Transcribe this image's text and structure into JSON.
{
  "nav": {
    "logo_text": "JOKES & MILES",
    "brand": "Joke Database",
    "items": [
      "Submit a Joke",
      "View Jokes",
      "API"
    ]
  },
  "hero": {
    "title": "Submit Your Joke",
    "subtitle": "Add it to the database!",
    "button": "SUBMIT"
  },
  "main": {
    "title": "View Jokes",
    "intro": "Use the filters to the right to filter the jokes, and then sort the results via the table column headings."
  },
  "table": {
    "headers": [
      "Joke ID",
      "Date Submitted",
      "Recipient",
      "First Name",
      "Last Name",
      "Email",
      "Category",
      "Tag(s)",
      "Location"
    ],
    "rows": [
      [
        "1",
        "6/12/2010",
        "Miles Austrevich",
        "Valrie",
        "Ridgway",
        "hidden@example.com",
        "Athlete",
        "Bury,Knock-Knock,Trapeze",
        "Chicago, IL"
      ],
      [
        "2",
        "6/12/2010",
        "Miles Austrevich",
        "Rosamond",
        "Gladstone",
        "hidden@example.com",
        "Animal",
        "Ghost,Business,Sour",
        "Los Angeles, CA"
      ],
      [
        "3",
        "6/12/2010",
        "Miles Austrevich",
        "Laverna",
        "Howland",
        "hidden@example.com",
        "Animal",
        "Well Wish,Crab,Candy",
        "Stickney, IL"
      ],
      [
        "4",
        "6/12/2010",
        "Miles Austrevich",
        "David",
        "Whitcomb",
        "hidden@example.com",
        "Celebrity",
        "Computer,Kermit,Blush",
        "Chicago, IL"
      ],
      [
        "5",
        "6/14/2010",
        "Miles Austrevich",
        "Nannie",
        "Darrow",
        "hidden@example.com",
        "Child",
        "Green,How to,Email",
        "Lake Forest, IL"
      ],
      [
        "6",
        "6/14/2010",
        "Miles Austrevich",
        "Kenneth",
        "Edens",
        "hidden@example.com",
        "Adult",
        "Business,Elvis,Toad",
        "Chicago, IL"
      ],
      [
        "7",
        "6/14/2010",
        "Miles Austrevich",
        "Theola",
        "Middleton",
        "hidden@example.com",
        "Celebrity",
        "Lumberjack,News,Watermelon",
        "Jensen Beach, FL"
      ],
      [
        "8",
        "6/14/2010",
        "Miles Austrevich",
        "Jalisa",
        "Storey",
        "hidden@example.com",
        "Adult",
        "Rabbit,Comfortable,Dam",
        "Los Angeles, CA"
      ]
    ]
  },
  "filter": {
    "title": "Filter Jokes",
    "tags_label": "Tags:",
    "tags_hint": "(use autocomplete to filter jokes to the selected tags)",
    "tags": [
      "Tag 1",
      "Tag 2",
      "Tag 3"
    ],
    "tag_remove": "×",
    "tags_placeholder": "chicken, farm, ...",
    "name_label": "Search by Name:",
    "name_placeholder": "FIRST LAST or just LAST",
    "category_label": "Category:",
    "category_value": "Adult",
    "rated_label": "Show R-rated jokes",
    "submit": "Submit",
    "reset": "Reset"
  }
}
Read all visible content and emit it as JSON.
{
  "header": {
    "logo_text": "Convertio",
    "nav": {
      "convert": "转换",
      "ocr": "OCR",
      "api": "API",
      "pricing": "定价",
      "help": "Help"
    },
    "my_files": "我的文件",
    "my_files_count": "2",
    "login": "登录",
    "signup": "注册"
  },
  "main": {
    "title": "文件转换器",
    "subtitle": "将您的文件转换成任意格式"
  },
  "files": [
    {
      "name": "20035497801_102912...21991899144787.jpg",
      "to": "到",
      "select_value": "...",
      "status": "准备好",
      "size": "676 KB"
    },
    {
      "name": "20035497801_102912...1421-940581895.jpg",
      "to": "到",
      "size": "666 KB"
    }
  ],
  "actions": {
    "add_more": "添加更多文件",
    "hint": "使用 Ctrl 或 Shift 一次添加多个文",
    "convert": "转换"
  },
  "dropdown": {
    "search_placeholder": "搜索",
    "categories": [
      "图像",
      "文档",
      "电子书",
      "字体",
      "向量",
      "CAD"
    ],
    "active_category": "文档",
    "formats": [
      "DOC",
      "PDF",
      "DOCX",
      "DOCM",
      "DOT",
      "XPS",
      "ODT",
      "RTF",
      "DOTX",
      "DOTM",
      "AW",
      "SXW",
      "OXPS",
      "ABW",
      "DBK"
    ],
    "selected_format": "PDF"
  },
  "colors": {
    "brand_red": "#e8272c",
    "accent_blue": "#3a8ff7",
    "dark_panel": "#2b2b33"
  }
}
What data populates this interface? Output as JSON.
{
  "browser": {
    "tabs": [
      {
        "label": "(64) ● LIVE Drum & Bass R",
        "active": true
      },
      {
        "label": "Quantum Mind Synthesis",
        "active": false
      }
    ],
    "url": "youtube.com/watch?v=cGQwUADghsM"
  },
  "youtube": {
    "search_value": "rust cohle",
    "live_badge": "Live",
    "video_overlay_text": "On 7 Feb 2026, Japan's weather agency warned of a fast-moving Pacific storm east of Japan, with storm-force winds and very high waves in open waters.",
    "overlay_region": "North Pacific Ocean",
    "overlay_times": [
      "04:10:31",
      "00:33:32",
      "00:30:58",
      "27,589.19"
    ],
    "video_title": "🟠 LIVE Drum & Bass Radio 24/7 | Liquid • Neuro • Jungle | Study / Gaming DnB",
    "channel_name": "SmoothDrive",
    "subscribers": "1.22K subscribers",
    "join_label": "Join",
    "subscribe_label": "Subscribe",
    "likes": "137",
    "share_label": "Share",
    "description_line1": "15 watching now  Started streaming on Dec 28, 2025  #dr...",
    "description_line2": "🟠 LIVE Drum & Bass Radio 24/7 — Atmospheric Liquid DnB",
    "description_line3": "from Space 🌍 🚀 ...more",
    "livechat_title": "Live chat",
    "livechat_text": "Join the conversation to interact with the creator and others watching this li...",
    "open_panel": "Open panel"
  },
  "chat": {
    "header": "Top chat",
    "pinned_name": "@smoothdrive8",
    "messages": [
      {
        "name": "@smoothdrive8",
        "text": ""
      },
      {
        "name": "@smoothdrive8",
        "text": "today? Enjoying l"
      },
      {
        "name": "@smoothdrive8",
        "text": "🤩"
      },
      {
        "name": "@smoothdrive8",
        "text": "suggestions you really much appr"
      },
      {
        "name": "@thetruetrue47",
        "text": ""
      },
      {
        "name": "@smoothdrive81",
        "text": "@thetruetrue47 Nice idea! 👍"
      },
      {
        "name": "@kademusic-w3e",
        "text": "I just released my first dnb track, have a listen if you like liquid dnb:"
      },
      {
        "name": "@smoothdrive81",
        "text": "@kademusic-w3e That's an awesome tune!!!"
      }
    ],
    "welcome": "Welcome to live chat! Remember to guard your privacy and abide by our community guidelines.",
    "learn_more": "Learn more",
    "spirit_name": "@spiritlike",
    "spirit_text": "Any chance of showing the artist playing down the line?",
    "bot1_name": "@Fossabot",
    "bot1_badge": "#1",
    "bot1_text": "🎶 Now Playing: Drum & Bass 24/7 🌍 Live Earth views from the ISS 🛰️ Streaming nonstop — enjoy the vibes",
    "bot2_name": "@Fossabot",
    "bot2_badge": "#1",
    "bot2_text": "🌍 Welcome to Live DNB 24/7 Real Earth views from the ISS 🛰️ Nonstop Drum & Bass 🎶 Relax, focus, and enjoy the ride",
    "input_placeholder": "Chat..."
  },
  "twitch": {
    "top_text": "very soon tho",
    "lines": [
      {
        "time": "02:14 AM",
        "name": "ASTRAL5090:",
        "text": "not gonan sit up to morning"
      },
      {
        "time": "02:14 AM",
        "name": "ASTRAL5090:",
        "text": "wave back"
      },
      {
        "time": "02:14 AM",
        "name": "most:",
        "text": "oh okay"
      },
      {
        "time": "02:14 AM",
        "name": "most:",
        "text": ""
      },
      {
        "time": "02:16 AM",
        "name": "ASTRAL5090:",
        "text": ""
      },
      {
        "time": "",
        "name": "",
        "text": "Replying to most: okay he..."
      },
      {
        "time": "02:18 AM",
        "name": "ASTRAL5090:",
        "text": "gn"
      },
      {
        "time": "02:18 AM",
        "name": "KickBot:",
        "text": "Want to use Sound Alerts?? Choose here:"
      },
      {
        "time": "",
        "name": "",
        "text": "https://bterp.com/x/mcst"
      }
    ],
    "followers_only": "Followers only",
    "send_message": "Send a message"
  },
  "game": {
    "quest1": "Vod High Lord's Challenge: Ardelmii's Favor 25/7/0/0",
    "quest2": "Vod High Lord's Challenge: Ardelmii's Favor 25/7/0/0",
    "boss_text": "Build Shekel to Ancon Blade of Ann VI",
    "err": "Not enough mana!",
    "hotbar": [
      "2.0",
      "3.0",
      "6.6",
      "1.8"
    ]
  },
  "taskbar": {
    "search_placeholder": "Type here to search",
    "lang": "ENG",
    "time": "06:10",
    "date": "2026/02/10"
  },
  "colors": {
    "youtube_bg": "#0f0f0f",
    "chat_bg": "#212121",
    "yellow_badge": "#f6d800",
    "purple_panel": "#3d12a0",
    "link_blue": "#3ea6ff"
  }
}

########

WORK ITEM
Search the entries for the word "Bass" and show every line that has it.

WRITTEN SOLUTION
        "label": "(64) ● LIVE Drum & Bass R",
    "video_title": "🟠 LIVE Drum & Bass Radio 24/7 | Liquid • Neuro • Jungle | Study / Gaming DnB",
    "description_line2": "🟠 LIVE Drum & Bass Radio 24/7 — Atmospheric Liquid DnB",
    "bot1_text": "🎶 Now Playing: Drum & Bass 24/7 🌍 Live Earth views from the ISS 🛰️ Streaming nonstop — enjoy the vibes",
    "bot2_text": "🌍 Welcome to Live DNB 24/7 Real Earth views from the ISS 🛰️ Nonstop Drum & Bass 🎶 Relax, focus, and enjoy the ride",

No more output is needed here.